During trapping season, hundreds of thousands of body-crushing traps and snares are baited and set, many of which are not retrieved by trappers at season’s end.  Unretrieved traps are waiting and ready to do their deadly damage, in addition to those traps which are set illegally by other trappers.  While State Wildlife Agencies don’t track data on unintended victims of trapping, Born Free USA does so all across the country and maintains a database of incidents that are reported to them.  This information is used to educate lawmakers and others to help prevent future injuries.

There are steps we can all take to help organizations like Born Free USA on the issue of trapping.  The goal is to expose the truth about this awful practice and to eliminate the cruel devices that are used to inflict suffering and death to both intended and unintended victims.  It is important that legislators and policymakers enact stronger laws and ensure the enforcement of existing protections.  Additionally, we need to urge the use of alternative humane methods of animal control.

You and your friends can be on the lookout for hidden traps when hiking with your dogs. 

Report incidents to Born Free USA at (916) 447-3085 x 208; or; or your local animal welfare group.

You can write letters to the editor of your local paper addressing this issue.

Post signs and prosecute anyone setting a trap on your property, if you live in a rural area.

Don’t buy anything made of fur.

Check out, for other suggestions, or to join their Action Team.  For more information about the gruesome consequences of trapping, go to their Victims of Vanity tab where they provide investigative video and graphics.

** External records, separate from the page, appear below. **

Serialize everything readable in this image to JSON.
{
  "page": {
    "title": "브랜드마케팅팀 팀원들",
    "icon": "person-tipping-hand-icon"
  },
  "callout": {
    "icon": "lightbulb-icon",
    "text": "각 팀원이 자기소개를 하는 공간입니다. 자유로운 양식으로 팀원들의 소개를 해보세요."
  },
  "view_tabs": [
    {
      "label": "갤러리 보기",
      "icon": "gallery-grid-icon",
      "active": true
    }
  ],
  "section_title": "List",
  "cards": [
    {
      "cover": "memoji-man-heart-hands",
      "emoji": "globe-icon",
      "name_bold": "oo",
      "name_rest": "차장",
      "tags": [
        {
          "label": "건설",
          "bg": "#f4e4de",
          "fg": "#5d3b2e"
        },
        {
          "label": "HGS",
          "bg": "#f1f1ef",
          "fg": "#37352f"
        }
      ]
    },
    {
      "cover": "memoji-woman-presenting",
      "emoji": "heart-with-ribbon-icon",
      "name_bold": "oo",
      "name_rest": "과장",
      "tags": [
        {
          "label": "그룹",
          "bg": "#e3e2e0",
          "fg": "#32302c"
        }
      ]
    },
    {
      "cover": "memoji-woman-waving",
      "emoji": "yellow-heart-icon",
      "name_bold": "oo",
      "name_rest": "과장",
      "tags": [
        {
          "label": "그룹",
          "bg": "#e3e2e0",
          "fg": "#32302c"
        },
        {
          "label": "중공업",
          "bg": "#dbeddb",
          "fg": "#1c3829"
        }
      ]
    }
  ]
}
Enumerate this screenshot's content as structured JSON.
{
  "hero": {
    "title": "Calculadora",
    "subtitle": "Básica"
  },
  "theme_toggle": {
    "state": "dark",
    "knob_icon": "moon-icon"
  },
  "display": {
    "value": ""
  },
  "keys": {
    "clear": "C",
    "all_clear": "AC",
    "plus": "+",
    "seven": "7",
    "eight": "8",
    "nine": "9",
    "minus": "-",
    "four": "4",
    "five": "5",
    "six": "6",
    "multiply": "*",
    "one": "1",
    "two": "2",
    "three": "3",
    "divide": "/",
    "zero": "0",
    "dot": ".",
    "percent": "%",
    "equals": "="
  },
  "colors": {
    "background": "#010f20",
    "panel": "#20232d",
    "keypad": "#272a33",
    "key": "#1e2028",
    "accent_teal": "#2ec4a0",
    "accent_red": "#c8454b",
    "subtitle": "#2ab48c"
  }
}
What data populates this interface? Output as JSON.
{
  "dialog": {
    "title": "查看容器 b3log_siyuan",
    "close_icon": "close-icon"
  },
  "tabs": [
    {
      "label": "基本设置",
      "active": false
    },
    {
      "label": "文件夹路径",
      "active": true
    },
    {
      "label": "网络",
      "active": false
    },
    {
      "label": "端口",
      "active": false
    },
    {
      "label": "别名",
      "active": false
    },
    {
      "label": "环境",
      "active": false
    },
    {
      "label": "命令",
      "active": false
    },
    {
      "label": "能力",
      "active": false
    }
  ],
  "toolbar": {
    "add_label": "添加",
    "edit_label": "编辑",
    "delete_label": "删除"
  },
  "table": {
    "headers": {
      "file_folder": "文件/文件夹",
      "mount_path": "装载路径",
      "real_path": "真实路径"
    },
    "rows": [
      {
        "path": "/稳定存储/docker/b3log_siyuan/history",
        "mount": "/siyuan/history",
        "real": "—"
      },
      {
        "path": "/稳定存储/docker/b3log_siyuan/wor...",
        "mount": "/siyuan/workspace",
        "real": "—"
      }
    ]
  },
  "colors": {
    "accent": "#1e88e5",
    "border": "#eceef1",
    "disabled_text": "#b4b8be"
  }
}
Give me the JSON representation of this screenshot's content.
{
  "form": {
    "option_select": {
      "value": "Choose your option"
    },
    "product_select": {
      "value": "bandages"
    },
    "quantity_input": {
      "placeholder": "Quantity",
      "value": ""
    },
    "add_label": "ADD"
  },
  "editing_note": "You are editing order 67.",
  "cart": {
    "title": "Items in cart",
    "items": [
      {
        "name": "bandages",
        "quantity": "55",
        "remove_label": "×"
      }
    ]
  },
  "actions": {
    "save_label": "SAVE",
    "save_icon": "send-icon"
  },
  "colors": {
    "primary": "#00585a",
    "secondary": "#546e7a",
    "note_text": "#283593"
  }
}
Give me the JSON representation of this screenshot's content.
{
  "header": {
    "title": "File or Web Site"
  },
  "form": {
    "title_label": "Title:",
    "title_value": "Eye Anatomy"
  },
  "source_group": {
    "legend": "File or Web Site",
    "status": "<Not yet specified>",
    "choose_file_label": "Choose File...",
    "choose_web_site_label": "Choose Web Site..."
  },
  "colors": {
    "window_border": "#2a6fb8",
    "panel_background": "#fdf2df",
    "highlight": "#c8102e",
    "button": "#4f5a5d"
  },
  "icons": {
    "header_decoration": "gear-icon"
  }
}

Below is an image of a discarded coyote whose fur was deemed “unsatisfactory,” and thus, died a needless, agonizing death.

discarded coyote

– Annoula Wylderich